▶ **Instructions to follow**
Identify each line below containing the string "triangle" and copy it.

▶ **Records shown**
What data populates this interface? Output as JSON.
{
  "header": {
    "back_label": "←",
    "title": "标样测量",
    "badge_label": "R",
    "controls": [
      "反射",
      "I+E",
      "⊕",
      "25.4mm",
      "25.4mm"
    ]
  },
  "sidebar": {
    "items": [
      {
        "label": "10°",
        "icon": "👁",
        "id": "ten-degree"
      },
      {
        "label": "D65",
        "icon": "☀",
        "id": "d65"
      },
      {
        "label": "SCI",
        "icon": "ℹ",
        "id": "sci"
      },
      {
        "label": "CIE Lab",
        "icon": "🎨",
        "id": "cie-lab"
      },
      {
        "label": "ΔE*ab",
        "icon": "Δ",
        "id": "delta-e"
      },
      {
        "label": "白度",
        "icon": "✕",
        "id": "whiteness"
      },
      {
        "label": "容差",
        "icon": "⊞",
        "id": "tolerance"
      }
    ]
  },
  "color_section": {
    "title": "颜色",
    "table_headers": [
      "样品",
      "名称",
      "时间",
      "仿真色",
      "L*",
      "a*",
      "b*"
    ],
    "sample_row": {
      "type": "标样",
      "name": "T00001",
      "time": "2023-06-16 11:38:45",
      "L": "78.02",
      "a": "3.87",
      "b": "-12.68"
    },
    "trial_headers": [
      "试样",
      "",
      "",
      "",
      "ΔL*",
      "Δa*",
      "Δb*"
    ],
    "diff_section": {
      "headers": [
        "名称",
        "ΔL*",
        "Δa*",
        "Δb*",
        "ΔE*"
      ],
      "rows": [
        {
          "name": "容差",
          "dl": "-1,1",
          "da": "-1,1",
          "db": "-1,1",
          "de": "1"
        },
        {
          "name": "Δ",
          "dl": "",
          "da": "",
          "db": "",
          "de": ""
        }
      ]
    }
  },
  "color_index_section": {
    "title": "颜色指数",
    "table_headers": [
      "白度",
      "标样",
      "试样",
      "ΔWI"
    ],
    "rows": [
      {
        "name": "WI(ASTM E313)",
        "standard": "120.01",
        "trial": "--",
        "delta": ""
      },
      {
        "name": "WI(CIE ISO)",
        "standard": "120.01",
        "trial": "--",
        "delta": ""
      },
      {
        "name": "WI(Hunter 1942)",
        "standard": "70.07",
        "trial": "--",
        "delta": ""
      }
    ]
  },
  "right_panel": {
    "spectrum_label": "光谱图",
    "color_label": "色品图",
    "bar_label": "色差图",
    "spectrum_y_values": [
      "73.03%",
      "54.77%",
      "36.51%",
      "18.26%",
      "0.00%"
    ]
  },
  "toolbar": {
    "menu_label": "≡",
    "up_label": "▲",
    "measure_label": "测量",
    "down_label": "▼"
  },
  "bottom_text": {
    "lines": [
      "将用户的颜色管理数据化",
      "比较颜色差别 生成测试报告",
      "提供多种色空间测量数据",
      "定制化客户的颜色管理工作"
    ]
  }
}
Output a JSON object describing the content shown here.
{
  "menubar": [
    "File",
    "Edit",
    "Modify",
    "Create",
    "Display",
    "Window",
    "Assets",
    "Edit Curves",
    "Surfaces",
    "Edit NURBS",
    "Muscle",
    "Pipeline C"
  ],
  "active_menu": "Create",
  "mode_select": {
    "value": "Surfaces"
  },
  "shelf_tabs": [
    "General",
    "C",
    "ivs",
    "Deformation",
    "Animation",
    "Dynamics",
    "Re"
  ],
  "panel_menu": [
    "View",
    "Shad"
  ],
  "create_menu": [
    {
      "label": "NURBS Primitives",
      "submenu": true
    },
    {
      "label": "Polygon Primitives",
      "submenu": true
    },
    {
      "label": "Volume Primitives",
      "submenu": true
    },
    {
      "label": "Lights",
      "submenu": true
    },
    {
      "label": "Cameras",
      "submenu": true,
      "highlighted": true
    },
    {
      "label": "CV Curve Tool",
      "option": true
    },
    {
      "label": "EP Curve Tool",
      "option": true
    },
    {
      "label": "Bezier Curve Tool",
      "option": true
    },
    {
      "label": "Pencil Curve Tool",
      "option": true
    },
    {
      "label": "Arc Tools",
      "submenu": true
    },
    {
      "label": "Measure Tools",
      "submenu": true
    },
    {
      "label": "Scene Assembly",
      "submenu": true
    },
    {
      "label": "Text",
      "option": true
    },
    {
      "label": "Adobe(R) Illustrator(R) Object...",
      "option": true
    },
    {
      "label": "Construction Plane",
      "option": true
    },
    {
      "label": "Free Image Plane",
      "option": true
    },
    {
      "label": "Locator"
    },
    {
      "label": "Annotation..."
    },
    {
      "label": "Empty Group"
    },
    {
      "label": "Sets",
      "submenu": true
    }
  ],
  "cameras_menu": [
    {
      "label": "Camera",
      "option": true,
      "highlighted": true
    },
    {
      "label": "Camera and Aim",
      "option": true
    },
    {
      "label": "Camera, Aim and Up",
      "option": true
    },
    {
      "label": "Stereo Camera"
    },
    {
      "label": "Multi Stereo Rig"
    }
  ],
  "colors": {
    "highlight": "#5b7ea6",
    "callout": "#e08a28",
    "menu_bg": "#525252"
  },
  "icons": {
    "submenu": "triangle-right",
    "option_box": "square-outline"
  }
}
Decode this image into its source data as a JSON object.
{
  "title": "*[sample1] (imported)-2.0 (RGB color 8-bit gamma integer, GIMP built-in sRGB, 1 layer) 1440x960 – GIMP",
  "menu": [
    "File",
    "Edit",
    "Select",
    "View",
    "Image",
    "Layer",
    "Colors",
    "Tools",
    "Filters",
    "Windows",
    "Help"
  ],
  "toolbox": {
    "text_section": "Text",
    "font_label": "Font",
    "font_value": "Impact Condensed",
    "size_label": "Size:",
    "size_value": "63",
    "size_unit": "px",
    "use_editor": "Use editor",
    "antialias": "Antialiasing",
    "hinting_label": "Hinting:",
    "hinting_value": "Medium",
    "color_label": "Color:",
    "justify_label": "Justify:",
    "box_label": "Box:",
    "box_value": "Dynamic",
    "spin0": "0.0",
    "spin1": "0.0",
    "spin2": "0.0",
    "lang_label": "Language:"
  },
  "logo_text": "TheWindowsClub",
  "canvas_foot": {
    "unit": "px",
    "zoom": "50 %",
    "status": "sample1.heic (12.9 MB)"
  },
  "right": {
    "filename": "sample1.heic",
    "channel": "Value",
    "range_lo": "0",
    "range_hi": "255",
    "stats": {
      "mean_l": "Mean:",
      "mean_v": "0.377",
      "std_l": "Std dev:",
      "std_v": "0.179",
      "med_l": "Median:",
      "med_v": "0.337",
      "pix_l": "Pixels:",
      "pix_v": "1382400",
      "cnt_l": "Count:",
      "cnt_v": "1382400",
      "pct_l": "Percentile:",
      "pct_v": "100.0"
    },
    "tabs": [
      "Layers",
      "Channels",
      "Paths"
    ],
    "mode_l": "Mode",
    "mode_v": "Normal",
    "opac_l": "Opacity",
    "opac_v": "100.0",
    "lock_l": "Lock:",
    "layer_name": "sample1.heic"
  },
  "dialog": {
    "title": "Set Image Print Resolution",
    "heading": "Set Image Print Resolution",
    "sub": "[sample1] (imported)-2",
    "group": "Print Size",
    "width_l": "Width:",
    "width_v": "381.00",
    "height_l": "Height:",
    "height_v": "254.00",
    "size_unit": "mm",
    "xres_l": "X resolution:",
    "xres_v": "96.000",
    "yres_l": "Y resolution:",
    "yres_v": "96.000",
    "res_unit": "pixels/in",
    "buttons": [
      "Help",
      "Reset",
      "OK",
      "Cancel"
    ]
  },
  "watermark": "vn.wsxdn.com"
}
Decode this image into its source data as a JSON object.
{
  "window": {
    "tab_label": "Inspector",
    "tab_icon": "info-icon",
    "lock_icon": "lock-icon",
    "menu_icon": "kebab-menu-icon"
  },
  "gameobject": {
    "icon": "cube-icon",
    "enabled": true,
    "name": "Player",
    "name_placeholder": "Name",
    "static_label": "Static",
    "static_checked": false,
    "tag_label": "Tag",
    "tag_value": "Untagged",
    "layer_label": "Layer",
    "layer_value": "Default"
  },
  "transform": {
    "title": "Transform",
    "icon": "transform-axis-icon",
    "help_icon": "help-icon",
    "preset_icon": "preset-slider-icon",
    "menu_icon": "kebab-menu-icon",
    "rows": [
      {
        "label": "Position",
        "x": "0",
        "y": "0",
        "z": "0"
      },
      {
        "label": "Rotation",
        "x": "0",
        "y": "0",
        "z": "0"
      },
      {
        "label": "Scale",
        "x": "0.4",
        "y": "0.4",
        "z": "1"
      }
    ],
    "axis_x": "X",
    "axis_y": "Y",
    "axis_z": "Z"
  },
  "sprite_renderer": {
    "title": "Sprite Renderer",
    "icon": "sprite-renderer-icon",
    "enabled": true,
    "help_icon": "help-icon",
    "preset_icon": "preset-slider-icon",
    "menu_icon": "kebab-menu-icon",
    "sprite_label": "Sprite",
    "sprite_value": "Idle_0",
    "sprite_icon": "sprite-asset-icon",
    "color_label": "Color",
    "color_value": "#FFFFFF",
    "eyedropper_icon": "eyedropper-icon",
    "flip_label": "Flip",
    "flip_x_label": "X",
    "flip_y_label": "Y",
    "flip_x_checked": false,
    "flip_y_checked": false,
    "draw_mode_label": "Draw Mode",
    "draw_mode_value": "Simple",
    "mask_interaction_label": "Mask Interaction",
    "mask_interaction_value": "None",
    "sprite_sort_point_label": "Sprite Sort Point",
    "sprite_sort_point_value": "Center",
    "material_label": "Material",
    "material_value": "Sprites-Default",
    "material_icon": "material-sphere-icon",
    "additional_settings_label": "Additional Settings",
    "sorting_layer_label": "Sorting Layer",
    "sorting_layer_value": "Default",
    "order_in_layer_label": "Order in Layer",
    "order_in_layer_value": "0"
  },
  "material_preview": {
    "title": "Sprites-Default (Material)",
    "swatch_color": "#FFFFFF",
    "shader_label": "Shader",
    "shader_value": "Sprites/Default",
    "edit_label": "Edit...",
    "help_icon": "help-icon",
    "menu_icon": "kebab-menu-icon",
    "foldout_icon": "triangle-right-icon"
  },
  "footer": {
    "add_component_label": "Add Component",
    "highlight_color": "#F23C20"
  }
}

▶ **Task response**
    "submenu": "triangle-right",
    "foldout_icon": "triangle-right-icon"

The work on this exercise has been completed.